→ **Aim of the exercise**
Please copy each line from the entries that contains the string "local".
*** Exercise data Section Begins ***
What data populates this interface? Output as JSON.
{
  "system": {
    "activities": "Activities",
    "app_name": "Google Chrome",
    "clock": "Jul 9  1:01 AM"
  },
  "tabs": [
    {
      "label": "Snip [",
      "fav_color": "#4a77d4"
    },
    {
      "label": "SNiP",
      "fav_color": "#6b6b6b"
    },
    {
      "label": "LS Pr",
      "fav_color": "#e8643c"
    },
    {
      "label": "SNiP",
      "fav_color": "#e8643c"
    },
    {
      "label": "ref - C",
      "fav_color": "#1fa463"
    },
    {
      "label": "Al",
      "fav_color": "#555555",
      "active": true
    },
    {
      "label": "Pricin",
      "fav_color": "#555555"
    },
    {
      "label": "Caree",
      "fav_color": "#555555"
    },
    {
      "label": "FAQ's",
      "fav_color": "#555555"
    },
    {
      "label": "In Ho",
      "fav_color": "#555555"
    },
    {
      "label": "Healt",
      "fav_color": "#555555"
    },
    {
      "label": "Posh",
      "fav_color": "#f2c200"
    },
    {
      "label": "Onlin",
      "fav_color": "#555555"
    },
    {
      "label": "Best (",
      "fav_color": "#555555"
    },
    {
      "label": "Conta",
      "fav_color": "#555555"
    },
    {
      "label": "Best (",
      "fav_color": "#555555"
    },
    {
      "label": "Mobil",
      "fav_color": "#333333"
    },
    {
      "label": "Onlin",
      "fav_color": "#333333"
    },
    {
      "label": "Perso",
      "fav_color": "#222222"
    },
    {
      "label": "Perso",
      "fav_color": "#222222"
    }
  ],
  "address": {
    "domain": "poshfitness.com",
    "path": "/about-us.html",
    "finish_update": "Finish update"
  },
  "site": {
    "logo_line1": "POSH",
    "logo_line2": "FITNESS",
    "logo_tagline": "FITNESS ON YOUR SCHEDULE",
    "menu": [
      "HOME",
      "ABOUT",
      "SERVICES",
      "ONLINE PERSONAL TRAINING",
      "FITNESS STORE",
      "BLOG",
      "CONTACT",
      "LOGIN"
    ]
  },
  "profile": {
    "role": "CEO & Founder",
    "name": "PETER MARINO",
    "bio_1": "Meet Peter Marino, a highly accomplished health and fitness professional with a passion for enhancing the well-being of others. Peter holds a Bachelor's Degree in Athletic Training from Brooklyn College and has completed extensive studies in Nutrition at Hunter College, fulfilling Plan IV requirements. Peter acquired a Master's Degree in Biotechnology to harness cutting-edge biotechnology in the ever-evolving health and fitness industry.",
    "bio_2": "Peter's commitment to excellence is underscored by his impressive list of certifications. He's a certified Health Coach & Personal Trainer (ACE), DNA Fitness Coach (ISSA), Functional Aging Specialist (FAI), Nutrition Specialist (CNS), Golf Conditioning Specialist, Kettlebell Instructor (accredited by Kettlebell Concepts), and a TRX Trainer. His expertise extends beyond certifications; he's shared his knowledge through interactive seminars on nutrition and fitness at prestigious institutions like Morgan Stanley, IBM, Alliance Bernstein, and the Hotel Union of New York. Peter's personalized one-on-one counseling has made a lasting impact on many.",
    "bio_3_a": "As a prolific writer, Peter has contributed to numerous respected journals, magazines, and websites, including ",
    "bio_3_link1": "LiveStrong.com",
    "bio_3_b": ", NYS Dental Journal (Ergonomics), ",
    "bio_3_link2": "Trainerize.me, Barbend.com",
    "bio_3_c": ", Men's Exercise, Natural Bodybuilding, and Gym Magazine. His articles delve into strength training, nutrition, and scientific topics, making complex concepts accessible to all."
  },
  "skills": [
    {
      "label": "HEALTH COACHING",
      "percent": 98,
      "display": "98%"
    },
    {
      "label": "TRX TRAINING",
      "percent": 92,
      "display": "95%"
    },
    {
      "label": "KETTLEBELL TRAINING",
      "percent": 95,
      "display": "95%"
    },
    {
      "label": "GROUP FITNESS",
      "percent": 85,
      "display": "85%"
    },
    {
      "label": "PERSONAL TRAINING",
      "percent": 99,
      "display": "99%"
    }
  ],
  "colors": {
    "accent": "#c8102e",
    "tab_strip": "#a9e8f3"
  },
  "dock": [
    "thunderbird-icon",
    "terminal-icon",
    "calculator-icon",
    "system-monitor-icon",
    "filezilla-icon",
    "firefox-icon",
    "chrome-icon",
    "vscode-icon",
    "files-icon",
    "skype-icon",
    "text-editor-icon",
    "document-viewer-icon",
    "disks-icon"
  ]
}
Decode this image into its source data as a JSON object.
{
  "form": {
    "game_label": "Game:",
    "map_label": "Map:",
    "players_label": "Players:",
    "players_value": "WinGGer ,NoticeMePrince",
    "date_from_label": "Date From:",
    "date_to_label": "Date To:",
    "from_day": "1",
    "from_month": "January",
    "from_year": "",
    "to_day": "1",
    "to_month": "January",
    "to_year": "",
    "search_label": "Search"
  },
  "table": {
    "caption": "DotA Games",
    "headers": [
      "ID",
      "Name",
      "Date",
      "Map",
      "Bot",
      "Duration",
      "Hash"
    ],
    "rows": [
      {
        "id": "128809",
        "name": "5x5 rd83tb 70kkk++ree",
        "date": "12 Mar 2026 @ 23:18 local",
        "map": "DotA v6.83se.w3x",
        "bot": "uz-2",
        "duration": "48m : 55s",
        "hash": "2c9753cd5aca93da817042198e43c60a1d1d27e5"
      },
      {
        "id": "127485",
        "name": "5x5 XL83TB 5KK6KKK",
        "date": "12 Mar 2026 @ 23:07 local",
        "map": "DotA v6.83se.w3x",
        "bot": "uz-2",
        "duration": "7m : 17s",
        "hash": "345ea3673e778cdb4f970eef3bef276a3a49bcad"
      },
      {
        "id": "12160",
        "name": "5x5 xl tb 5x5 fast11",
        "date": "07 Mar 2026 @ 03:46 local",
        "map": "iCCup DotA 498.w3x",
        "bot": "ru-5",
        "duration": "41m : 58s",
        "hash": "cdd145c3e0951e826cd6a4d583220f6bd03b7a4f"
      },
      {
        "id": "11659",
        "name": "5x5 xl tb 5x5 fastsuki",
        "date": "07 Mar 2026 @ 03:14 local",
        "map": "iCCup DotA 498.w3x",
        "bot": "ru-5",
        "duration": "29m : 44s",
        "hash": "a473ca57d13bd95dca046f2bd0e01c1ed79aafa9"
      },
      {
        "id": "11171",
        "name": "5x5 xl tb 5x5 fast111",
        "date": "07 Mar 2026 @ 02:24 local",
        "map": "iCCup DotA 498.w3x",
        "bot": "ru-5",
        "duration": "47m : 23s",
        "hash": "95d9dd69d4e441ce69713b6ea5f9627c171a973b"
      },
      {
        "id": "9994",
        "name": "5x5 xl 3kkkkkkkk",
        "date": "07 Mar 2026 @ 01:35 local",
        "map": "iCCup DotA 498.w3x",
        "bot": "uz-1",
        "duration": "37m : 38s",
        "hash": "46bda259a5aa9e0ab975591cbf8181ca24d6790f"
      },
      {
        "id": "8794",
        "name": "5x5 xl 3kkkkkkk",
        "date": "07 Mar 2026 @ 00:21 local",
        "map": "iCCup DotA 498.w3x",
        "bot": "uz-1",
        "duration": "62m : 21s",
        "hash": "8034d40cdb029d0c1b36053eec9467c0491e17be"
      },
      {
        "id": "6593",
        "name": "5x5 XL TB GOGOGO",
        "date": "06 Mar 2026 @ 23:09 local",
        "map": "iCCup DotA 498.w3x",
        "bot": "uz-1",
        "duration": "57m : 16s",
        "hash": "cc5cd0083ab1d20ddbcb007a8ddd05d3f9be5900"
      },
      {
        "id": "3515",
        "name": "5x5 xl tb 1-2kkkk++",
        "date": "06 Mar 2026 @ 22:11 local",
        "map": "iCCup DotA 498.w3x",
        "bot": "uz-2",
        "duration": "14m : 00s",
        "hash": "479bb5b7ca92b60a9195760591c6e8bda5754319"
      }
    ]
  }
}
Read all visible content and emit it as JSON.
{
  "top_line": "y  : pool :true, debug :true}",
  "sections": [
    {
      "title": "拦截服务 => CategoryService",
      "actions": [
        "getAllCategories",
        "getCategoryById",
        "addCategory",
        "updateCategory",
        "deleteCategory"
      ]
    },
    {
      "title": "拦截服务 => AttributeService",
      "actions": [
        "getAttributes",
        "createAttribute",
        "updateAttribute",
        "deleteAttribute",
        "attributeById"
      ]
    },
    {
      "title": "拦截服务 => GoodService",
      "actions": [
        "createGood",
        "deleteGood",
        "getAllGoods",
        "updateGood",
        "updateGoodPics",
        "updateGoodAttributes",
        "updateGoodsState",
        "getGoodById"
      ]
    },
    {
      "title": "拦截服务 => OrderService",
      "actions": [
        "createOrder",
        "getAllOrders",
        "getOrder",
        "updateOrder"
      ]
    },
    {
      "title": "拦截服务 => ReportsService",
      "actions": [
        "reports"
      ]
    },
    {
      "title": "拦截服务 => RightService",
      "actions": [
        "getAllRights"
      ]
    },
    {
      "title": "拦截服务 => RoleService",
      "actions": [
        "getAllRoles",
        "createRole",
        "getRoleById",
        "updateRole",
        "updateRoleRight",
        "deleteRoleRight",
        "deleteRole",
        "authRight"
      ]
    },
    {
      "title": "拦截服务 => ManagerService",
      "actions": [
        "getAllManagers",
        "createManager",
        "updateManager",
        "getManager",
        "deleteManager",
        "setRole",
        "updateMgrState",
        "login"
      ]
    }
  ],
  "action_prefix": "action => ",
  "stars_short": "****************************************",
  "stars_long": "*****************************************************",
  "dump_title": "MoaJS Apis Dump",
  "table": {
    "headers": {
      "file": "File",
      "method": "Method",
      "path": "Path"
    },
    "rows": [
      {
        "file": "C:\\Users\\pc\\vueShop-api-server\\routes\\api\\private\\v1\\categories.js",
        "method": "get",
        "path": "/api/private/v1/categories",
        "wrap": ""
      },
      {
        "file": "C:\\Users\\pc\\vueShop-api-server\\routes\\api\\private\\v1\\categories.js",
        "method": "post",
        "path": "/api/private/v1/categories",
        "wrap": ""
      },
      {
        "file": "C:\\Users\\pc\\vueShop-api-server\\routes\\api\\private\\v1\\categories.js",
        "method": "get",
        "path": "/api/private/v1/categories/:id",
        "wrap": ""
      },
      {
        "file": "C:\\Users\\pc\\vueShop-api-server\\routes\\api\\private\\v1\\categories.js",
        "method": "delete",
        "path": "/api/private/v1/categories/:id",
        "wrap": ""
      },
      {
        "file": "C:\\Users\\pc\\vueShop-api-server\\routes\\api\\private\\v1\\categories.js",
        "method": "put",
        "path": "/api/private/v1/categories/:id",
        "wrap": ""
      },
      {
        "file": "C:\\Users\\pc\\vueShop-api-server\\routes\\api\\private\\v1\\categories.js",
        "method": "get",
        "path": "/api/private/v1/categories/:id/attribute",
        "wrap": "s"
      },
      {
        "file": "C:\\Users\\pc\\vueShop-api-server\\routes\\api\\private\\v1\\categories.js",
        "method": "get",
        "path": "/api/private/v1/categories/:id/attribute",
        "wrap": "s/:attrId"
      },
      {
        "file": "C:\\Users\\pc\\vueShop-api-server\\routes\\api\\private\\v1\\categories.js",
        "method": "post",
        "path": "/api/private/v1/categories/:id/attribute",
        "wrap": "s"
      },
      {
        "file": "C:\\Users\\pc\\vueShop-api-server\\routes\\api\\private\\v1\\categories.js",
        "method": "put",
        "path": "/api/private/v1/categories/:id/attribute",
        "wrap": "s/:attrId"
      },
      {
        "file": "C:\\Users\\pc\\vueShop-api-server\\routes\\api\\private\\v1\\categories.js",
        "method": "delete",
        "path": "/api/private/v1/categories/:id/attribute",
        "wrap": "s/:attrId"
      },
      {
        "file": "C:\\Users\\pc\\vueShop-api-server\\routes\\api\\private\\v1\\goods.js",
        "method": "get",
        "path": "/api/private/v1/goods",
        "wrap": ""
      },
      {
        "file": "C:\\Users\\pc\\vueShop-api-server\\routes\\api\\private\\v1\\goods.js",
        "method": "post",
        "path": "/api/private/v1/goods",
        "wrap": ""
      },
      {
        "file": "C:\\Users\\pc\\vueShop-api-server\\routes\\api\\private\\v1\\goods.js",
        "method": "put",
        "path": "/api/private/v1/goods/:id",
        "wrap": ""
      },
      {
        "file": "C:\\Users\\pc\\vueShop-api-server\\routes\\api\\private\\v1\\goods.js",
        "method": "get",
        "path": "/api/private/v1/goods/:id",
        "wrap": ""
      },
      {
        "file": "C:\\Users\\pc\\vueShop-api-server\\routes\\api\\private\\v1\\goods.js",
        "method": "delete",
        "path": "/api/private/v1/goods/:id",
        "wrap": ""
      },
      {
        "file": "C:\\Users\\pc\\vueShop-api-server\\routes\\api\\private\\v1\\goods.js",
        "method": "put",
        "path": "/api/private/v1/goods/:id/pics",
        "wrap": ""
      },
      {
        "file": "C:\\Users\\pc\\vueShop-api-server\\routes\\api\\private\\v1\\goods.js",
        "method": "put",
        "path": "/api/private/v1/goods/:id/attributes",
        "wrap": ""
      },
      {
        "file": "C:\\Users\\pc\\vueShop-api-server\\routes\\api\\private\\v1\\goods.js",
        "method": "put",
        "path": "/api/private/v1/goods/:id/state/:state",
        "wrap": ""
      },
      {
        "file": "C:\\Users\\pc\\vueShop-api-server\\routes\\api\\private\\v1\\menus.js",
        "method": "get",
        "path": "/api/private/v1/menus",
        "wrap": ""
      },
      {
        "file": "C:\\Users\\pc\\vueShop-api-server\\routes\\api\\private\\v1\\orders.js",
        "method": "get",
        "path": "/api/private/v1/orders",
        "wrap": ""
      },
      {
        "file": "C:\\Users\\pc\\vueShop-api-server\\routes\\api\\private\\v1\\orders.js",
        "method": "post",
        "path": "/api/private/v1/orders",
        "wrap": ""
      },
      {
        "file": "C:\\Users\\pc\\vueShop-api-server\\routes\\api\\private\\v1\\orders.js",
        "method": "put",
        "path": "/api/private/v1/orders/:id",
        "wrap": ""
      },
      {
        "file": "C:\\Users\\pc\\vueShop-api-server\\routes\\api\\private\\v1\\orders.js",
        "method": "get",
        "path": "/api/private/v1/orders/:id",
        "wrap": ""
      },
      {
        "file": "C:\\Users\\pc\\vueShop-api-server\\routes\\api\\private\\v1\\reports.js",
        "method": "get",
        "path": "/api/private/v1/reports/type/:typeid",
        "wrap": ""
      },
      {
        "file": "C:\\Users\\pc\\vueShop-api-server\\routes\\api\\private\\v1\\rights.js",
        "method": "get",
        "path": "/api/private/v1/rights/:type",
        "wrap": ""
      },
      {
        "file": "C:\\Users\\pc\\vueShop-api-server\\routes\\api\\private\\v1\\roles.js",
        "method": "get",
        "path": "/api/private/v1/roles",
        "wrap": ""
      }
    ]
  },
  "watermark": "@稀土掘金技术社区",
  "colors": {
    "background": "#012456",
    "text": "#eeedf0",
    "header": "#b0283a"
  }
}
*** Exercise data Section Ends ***
→ **Answer to this exercise**
        "date": "12 Mar 2026 @ 23:18 local",
        "date": "12 Mar 2026 @ 23:07 local",
        "date": "07 Mar 2026 @ 03:46 local",
        "date": "07 Mar 2026 @ 03:14 local",
        "date": "07 Mar 2026 @ 02:24 local",
        "date": "07 Mar 2026 @ 01:35 local",
        "date": "07 Mar 2026 @ 00:21 local",
        "date": "06 Mar 2026 @ 23:09 local",
        "date": "06 Mar 2026 @ 22:11 local",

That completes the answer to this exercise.